If you’ve seen the great movie Amadeus, you may recall a scene toward the end when Salieri, having driven poor naive Mozart to his literal deathbed, takes him home after he collapses during a performance of The Magic Flute, and then–under the guise of friendly helpfulness–grabs some paper to help Mozart compose a section of his Requiem (because Salieri is actually planning to pass the Requiem off as his own composition once Mozart is dead).

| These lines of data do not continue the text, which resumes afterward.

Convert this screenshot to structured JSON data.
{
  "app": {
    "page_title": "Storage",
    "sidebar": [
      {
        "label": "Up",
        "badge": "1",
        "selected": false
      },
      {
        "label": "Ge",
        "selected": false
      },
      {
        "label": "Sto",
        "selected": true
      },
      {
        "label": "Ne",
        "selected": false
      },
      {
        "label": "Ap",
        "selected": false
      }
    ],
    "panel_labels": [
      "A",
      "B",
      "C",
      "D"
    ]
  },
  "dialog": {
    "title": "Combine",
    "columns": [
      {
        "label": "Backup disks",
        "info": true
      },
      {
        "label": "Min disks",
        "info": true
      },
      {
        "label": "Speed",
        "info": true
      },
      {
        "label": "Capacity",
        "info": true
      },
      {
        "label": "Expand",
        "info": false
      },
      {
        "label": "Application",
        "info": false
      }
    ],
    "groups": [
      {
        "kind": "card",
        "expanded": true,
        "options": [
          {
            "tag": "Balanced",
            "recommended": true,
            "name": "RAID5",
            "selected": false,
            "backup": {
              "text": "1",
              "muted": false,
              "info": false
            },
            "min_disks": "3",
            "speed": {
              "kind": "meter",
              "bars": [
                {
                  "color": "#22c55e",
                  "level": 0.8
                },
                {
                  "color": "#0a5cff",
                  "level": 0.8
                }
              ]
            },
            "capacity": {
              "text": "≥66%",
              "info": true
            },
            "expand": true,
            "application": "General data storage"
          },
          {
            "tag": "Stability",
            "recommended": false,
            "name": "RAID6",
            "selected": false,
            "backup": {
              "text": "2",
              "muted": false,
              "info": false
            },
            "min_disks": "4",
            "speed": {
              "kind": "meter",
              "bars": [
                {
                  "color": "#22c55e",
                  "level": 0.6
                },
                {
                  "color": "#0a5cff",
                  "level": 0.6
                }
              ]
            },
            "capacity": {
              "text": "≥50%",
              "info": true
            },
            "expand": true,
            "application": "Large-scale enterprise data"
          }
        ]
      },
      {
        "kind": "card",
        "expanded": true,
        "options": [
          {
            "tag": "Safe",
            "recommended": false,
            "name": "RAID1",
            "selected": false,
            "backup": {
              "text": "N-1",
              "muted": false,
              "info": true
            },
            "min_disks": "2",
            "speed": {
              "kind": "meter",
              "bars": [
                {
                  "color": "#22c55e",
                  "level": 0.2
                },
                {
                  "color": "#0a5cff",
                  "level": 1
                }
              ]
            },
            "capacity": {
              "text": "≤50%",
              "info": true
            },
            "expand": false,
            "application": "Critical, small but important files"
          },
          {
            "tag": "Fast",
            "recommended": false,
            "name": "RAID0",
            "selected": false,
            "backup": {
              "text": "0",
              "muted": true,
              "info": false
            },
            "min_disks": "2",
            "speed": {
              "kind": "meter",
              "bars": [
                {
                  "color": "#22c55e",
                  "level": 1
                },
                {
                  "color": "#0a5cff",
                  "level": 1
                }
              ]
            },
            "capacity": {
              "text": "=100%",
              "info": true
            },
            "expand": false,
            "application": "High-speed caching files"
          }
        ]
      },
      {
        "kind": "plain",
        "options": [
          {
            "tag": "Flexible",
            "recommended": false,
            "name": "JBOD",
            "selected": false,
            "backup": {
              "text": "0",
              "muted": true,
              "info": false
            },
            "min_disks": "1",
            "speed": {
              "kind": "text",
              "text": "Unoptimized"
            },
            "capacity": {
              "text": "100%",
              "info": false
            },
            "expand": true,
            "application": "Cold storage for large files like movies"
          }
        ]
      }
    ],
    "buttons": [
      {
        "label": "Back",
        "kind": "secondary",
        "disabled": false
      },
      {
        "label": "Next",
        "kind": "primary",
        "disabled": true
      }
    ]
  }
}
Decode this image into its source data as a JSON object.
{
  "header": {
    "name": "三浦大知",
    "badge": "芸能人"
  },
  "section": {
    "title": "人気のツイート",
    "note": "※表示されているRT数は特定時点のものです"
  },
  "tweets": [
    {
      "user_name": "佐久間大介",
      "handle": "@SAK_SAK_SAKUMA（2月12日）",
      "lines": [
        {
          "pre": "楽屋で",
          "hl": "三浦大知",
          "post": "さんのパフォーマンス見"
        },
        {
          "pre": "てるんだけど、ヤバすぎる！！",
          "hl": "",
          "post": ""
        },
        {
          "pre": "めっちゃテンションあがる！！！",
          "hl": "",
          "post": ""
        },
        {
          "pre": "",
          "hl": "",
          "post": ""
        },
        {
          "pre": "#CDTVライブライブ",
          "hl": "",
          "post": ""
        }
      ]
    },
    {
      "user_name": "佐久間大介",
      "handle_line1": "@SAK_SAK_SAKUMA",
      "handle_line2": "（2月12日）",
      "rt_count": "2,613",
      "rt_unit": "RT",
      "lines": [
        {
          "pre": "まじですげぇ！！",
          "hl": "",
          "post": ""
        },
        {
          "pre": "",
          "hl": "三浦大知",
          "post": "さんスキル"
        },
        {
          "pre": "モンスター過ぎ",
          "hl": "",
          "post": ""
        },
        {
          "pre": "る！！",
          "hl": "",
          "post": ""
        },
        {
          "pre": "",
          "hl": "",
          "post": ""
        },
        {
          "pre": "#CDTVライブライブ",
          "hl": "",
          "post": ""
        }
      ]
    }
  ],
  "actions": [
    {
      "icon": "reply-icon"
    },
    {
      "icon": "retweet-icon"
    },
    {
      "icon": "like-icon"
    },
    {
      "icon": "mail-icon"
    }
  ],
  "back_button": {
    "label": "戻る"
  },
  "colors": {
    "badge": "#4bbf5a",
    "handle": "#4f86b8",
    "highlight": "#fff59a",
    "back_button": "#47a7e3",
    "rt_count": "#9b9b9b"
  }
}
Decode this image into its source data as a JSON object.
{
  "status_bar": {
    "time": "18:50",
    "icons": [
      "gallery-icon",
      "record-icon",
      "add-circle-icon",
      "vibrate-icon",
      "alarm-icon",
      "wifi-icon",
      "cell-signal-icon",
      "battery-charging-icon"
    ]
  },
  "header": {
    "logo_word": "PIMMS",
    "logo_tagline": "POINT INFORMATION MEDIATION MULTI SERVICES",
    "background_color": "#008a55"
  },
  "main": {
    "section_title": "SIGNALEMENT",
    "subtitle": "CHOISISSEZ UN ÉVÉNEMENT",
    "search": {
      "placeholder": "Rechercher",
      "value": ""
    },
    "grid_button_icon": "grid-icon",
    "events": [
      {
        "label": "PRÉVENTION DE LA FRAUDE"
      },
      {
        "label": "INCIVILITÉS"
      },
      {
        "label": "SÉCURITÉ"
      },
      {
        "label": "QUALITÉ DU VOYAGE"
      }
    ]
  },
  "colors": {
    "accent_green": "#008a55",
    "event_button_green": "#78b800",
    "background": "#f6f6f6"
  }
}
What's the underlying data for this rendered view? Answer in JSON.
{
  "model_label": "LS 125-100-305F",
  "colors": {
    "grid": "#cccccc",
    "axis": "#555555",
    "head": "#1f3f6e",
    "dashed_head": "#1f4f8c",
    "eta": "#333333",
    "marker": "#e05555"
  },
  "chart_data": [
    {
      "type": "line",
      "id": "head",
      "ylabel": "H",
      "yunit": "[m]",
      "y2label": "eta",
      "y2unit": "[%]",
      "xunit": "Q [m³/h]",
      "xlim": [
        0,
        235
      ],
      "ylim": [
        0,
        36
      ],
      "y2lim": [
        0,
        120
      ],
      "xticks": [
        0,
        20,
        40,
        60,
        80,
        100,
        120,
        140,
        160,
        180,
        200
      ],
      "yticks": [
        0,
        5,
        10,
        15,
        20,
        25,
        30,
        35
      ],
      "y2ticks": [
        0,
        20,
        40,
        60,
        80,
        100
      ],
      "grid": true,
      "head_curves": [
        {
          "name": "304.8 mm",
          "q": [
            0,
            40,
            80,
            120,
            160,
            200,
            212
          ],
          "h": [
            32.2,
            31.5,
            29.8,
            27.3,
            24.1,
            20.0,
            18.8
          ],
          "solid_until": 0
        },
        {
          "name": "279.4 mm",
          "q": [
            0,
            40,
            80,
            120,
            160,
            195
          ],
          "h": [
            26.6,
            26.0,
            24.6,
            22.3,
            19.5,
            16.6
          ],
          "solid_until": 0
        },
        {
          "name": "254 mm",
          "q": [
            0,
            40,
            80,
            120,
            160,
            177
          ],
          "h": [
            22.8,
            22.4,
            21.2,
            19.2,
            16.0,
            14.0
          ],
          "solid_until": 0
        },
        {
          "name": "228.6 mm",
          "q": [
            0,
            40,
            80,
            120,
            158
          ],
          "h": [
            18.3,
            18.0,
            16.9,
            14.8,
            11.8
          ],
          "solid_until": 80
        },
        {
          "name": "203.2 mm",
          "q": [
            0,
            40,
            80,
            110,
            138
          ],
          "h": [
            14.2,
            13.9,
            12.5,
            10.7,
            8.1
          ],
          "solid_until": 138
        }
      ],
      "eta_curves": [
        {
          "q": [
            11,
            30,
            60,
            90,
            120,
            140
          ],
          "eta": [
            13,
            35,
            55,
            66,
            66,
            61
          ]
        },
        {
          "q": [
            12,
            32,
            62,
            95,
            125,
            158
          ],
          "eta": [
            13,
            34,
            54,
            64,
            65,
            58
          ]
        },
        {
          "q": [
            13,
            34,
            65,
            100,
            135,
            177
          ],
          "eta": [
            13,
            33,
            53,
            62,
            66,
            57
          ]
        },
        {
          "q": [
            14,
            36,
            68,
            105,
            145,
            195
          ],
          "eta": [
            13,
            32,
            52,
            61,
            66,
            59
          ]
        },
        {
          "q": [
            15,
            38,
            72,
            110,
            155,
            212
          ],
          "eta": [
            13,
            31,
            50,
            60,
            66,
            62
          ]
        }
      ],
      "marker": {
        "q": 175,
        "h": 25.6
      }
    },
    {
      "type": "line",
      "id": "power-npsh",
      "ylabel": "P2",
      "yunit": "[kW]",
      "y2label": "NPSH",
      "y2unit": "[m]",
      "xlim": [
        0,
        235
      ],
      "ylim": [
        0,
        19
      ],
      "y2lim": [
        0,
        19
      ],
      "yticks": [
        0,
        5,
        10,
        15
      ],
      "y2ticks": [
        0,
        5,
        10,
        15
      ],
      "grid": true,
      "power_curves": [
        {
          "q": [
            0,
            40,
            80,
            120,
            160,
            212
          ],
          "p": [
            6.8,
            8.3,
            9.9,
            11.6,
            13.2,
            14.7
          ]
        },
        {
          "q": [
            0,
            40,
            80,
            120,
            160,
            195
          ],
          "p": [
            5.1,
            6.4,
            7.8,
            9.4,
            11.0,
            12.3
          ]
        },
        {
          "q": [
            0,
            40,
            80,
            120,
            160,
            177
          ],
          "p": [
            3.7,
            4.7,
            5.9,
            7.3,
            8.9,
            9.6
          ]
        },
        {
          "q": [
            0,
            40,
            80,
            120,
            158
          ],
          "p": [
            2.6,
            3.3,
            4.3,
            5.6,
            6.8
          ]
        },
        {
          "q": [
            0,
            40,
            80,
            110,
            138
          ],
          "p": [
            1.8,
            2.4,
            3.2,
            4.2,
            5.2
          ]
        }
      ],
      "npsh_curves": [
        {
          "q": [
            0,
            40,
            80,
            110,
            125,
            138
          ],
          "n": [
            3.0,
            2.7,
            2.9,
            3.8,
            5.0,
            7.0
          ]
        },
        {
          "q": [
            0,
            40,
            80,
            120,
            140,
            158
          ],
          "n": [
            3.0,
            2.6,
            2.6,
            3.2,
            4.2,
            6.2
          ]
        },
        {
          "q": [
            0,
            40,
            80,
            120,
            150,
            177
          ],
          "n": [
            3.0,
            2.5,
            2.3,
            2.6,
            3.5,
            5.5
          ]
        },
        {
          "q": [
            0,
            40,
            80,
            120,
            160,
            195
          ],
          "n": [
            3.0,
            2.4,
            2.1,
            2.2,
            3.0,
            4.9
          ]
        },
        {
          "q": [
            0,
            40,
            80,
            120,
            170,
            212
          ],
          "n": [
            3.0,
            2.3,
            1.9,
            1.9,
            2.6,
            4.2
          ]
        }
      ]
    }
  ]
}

Of course the scene is utter fiction–Salieri and Mozart had no such adversarial relationship, and while a local noble did scheme about stealing Mozart’s work and claiming it as his own, it wasn’t Salieri, who lived a long and productive life after Mozart’s death and certainly did not end up in a sanitarium–but it’s an interesting piece of drama anyway, because it depicts how even adversaries can find themselves working collaboratively on a shared goal (no matter why the goal happens to be shared), and it underlines the film’s main theme of Salieri being a gifted professional musician who still can’t grasp the depths of Mozart’s genius, even when Mozart himself is sitting in the same room, talking him through it.
Someone took that scene from the movie and cut it together with a very clever animation of the actual score of the Confutatis (the section of the Requiem on which Mozart and Salieri are working). I love this kind of thing: when someone takes a piece of great filmmaking and uses it as a starting point for more terrific filmmaking.
The 3/30/2022 JEOPARDY question in the category A DISH OF SCHUBERT for $1200: “This Italian composer also associated with Mozart discovered Schubert when he was 7 & became one of his teachers.” No one even rang in! I knew it, only because I saw Amadeus. https://j-archive.com/showgame.php?game_id=7320